### Information given ###

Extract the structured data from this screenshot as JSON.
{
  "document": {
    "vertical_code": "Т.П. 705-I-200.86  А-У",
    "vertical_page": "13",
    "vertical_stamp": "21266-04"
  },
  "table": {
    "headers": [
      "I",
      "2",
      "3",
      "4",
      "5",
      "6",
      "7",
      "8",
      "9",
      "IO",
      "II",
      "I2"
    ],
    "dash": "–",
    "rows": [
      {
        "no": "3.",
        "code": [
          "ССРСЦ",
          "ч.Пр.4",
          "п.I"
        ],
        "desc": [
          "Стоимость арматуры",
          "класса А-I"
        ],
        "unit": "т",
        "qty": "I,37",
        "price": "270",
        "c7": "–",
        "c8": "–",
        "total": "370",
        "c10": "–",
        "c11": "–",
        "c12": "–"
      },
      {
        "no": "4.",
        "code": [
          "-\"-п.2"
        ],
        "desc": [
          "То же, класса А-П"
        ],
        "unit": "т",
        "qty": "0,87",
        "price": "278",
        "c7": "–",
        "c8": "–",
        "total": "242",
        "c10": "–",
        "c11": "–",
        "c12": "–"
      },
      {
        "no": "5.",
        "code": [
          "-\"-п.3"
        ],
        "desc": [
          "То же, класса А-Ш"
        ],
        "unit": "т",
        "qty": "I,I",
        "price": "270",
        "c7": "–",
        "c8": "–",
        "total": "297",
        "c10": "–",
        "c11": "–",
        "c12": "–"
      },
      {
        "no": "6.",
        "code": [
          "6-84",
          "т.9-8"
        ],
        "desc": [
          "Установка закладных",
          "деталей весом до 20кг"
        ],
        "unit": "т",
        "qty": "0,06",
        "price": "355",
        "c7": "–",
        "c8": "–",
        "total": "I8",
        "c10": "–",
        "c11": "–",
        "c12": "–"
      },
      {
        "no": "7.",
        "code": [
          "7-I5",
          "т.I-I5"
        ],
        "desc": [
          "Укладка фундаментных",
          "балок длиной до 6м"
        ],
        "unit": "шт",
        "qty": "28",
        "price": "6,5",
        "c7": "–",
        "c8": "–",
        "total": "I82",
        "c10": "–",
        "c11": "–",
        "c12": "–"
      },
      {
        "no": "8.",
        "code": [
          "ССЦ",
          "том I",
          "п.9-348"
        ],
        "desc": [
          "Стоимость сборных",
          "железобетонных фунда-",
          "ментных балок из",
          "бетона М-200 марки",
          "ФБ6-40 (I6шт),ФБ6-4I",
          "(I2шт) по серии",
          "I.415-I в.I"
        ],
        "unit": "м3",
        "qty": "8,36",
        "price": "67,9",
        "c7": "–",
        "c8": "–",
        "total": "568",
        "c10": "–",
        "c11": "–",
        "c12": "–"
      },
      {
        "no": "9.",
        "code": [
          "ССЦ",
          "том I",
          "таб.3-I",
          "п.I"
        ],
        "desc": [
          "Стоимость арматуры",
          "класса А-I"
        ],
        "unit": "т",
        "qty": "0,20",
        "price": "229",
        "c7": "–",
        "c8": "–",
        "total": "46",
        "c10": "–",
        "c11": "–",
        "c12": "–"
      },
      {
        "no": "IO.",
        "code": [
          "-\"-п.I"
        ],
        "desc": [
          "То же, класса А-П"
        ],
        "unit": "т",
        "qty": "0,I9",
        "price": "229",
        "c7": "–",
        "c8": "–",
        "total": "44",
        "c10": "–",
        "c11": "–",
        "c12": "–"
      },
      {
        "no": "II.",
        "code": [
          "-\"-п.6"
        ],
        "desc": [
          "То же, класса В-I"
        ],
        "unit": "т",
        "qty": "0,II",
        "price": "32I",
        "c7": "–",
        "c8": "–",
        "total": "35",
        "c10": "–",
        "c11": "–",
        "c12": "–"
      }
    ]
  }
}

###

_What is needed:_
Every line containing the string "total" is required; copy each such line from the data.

_Answer box:_
        "total": "370",
        "total": "242",
        "total": "297",
        "total": "I8",
        "total": "I82",
        "total": "568",
        "total": "46",
        "total": "44",
        "total": "35",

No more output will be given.